In the interview room after the game, someone finally asked Montana, who finished 26 of 37 for 314 yards, if he planned to retire. Montana managed to build a smile that just climbed over the microphones in front of him.
“That’s like asking a fighter who just lost a championship fight if he wants to fight again,” Montana said.
Maybe he will decide to retire. Maybe he sees the Chiefs going in the wrong direction. Last season they made it to the AFC championship game; now they are out of the playoffs in the first round. Montana is not going to play the last season of a glorious career without having a chance at one more Super Bowl. He will probably need assurances from the Chiefs that they will upgrade the team before he ever considers a return. Or maybe he will even have to make one more stop.
But he is still something to see at quarterback, even on a day when Marino beats him cleanly. The first Chiefs drive of the game was flawless, something out of Montana’s past. He worked both sides of the field, he used all his receivers, and you wondered if he would ever throw an incompletion.
“Games like this are what it’s all about,” he would say.
There was still plenty of time after his interception. But then Marcus Allen, another old Super Bowl hero brought in by the Chiefs to put them over the top, was stripped on the next Chiefs drive. That was the end of it for the Chiefs, for everybody except Montana.
The Chiefs got the ball one more time, in the last minute, and Montana still played quarterback against the Dolphins as if he had a chance, as if he could search the field and his own memory and find a miracle. He hit Birden again. He hit Willie Davis. There were 26 seconds left and he was on the Dolphins’ 20. The scoreboard still had the Dolphins ahead 27-17. Montana would not give up the field. With 21 seconds left, he threw to Davis in the end zone, in almost the same spot where he had hit John Taylor once. The pass was too high, too well-covered.
“I was thinking that if we could score, then get an onside kick, we could tie,” Montana said.
Finally it was fourth down. Montana threw it to Willie Davis again, in the end zone. A defender named Troy Vincent jumped in front of Davis and knocked the ball to the ground. There were 15 seconds left at Joe Robbie. Montana walked slowly to the Chiefs’ sideline, his helmet tipped back on his head. Derrick Thomas, a Chiefs linebacker, hugged him. Marino knelt on the last play of the game and then he and Montana met briefly at the middle of the field. Marino would say there were too many people around to say much, so he just wished Montana luck, as if Montana ever needed that.
He did his interview and walked into the hall, wearing a baseball cap, a gray T-shirt and gray sweats that went to his knees. He still looked too frail to do everything he has done.

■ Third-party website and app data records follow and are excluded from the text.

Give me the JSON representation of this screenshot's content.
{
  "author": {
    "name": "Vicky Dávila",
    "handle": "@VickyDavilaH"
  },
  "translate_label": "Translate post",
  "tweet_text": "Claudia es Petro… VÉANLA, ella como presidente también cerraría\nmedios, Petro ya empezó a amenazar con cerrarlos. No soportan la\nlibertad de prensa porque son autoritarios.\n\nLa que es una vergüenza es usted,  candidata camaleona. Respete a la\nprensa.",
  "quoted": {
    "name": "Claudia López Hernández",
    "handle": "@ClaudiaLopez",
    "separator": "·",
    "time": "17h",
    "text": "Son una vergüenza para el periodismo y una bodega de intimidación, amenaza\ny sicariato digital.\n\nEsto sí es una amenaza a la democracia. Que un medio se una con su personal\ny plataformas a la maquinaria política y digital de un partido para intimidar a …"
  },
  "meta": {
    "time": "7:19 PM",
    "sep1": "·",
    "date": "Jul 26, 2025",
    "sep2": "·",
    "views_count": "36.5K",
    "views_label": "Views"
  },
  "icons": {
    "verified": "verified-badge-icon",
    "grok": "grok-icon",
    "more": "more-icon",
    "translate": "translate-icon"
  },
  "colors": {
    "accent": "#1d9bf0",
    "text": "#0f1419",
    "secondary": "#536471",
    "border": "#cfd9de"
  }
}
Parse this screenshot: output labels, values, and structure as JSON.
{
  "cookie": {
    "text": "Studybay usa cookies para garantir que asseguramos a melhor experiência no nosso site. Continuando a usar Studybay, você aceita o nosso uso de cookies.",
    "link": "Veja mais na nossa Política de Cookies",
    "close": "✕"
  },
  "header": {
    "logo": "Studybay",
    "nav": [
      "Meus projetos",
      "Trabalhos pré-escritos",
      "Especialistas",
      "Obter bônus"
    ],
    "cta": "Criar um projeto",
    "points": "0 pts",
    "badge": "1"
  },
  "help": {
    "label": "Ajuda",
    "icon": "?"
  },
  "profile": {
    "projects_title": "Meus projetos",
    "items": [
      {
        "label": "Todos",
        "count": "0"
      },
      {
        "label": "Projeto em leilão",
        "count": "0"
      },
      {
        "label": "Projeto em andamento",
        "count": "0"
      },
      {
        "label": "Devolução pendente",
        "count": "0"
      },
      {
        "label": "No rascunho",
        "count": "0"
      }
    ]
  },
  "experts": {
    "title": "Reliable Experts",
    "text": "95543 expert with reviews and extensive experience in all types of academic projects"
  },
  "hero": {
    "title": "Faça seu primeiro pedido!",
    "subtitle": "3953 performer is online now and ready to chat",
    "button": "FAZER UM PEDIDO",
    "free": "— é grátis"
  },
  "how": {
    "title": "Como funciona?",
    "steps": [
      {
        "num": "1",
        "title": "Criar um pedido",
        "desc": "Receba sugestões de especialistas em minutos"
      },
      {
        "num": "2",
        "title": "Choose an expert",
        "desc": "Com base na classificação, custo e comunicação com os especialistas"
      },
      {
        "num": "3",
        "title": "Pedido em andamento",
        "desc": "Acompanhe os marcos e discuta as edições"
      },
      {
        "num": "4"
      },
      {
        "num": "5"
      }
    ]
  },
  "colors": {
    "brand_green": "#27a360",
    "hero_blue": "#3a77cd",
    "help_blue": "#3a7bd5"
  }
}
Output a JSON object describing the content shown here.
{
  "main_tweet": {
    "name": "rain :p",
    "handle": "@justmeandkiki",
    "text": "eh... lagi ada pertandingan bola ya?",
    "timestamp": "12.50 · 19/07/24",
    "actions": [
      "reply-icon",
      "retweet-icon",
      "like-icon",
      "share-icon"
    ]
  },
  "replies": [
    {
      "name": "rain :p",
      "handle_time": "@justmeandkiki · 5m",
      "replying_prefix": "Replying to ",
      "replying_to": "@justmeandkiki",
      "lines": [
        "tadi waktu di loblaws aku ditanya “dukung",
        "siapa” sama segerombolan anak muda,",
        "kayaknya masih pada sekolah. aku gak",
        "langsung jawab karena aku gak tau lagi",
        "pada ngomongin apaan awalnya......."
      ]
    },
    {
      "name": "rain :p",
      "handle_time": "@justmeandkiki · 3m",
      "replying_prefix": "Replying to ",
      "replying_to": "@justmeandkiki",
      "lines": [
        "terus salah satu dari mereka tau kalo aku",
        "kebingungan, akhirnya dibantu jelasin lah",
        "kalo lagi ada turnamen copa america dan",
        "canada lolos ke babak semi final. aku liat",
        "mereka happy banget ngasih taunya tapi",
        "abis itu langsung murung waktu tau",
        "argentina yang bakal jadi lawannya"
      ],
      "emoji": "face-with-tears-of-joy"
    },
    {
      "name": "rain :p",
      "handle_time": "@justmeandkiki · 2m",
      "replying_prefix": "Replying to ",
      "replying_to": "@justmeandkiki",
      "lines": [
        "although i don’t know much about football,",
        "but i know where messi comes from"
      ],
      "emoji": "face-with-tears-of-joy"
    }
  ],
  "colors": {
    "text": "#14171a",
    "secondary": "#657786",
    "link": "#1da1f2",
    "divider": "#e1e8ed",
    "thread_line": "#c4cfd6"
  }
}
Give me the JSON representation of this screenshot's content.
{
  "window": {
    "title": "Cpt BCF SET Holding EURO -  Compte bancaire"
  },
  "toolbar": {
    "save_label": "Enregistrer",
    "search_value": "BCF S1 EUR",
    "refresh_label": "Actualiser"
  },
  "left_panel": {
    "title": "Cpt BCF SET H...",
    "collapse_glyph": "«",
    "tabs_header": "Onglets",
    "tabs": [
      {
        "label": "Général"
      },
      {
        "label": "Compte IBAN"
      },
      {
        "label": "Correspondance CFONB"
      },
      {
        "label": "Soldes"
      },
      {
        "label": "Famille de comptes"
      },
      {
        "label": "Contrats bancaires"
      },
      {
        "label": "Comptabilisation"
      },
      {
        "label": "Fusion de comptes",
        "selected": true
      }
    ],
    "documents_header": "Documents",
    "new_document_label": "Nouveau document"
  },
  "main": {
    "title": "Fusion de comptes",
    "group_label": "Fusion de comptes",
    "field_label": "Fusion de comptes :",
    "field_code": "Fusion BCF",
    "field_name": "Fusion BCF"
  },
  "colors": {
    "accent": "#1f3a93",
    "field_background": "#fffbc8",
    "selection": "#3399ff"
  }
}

He kissed his daughter and then embraced his wife, Jennifer.
A TV camera tried to intrude. Montana gracefully put out a famous right hand, and covered the lens, and said something to his wife, then disappeared into the losers’ locker room, behind the west end zone.